Dyeing of fabric\clothing

Hi!
Where to please find a proffessional DYEING SERVICE to dye some cotton skirts?!
Many Thanks
v h sa

i am also interested in this. i have a really nice winter jacket that is green, and suddenly these weird neon orange streaks have appeared on it. I wonder if i can dye the jacket black. :help:

Must be the acid rain :s

I asked about this once at a dry cleaner’s (because in Mexico, laundry services are called dyers), but they said no one provides this service anymore due to environmental concerns. :idunno:

But I do know that the chemists on Tianshui Rd. sell dyes (about NT$100-150 per color, plus about NT$80 for the fixative) and provide instructions on how to use them at home.
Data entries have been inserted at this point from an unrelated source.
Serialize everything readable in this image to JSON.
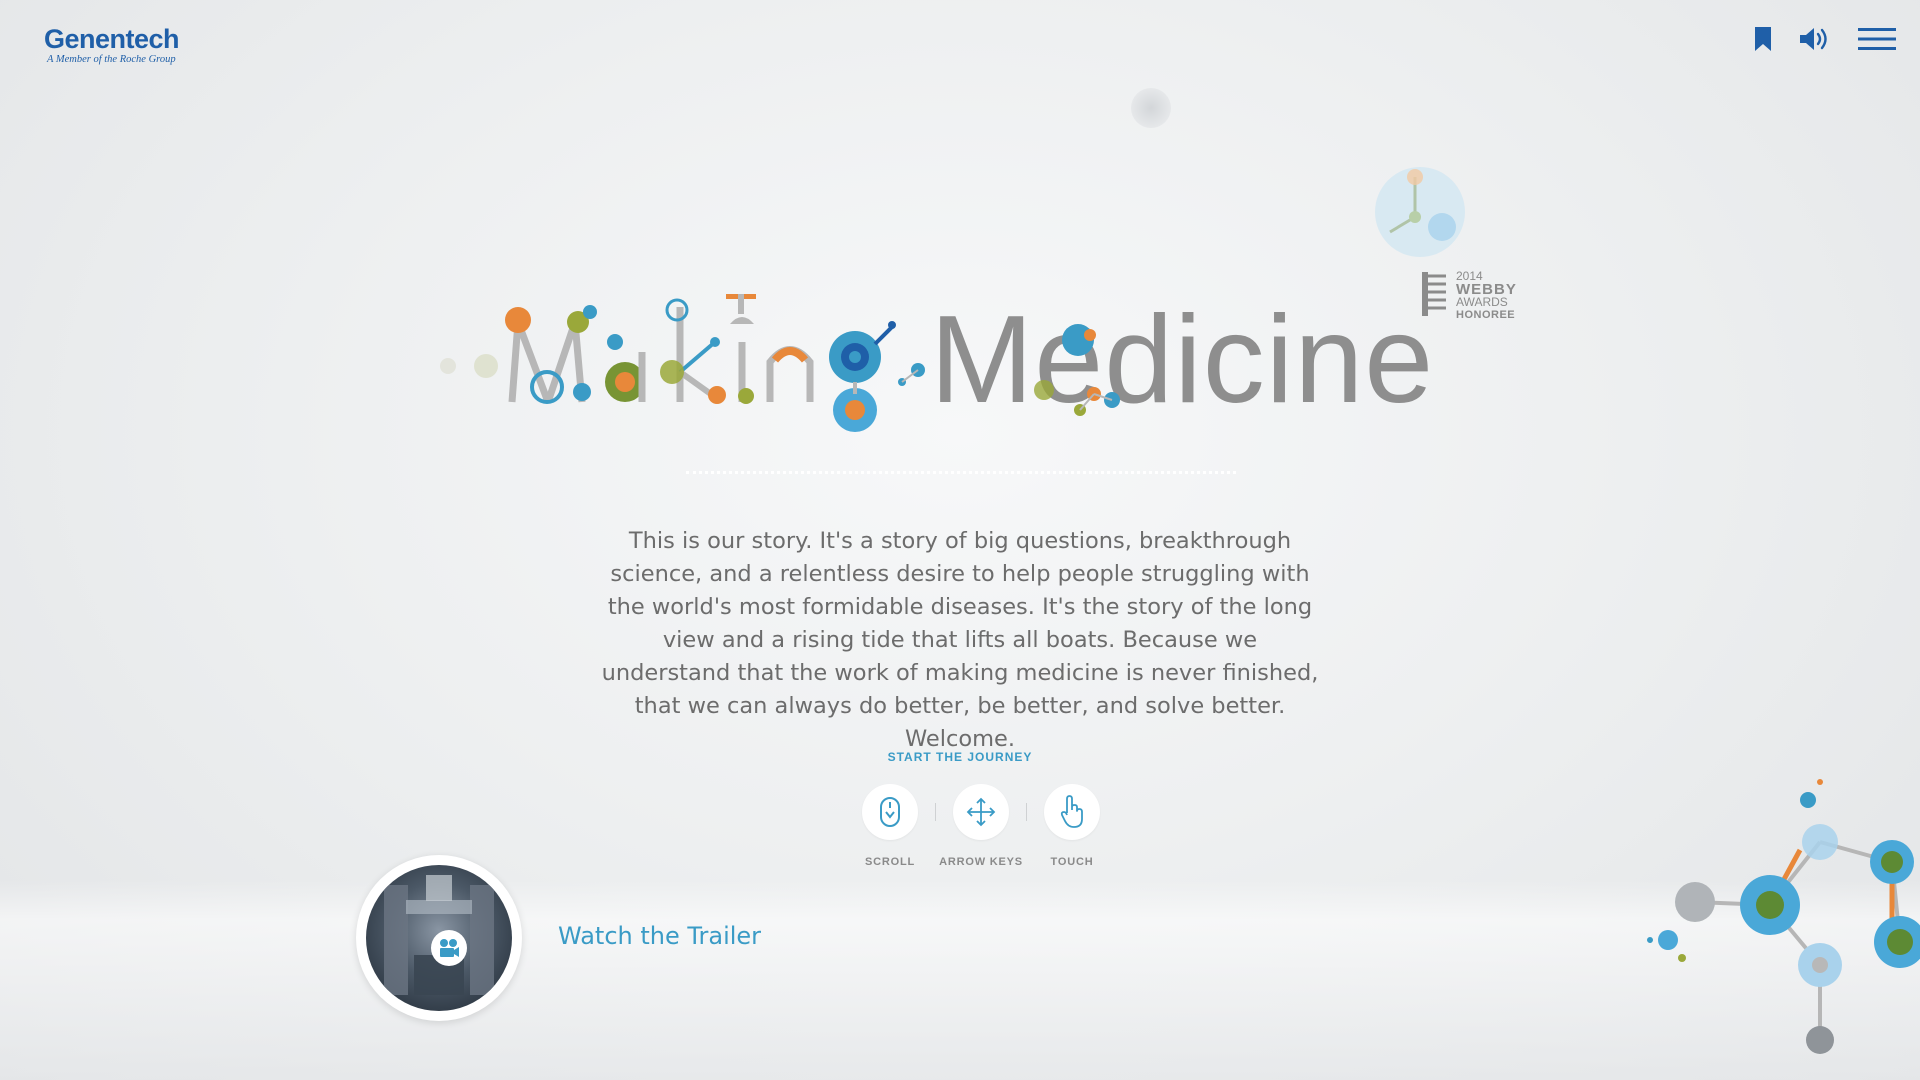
{
  "header": {
    "logo_main": "Genentech",
    "logo_sub": "A Member of the Roche Group",
    "icons": [
      "bookmark-icon",
      "speaker-icon",
      "menu-icon"
    ]
  },
  "hero": {
    "title_part1": "Making",
    "title_part2": "Medicine",
    "award": {
      "year": "2014",
      "name": "WEBBY",
      "line2": "AWARDS",
      "line3": "HONOREE"
    },
    "story": "This is our story. It's a story of big questions, breakthrough science, and a relentless desire to help people struggling with the world's most formidable diseases. It's the story of the long view and a rising tide that lifts all boats. Because we understand that the work of making medicine is never finished, that we can always do better, be better, and solve better. Welcome."
  },
  "journey": {
    "label": "START THE JOURNEY",
    "controls": [
      {
        "label": "SCROLL",
        "icon": "mouse-icon"
      },
      {
        "label": "ARROW KEYS",
        "icon": "arrows-icon"
      },
      {
        "label": "TOUCH",
        "icon": "hand-icon"
      }
    ]
  },
  "trailer": {
    "label": "Watch the Trailer",
    "icon": "video-camera-icon"
  },
  "colors": {
    "brand_blue": "#1f5fa8",
    "accent_blue": "#3a9bc6",
    "orange": "#e8883a",
    "olive": "#9aa83a",
    "text_gray": "#6c6c6c"
  }
}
Not low-quality salt-based dyes like RIT (a US product), but permanent stuff. It requires steeping or boiling the material in hot water in a large (3- to 5-gallon) stainless steel stockpot (about NT$600 to $900), then adding a fixing agent when the temperature drops to a certain point. You have to tell them what the material is, so they can give you the right kind of dyestuff and fixative; everything is in Chinese, and the staff at those stores rarely speak English, btw.

If you want English instructions, and dyes that are more flexible, you can order dyes like Procion MX online (for cotton, rayon, hemp, silk, etc.; fixed with sodium carbonate and optionally also urea) or acid dyes (for silk, wool, fur, nylon, feathers etc.; fixed with white vinegar) from places like Dharma Trading.

Dyes are also reportedly available in a craft shop on the 5th or 6th floor of Breeze. You can also mail order the best quality Procion dyes from Dick Blick.

I am starting to hate procion dyes… those stuff would go bad very soon with no way of telling if they are bad. I think I might use Procion H if I ever got back into making more tie dye shirts… but H requires steaming…

I am starting to hate procion dyes… those stuff would go bad very soon with no way of telling if they are bad. I think I might use Procion H if I ever got back into making more tie dye shirts… but H requires steaming…[/quote]

Most people use Procion MX now, not H. Which did you use before, and why would you want H now? What material and technique are you using? Are you mixing all your MX into solution then storing it, or are you only mixing small amounts as you use it? Did you keep your MX powder in cool, dry conditions? How long did it keep?

Oh the dyes I have now are MX, but like I said MX goes bad really fast especially in Taiwan humidity. I only mix up the amount I need at the time but the powder will also go bad in an unspecified amount of time depending on tempature and humidity (both of which are very high if you don’t use air conditioning) I would think H won’t go bad as quickly because they are less reactive.

I believe that hydrolyzed (as in bad) MX dyes are still usable as acid dyes.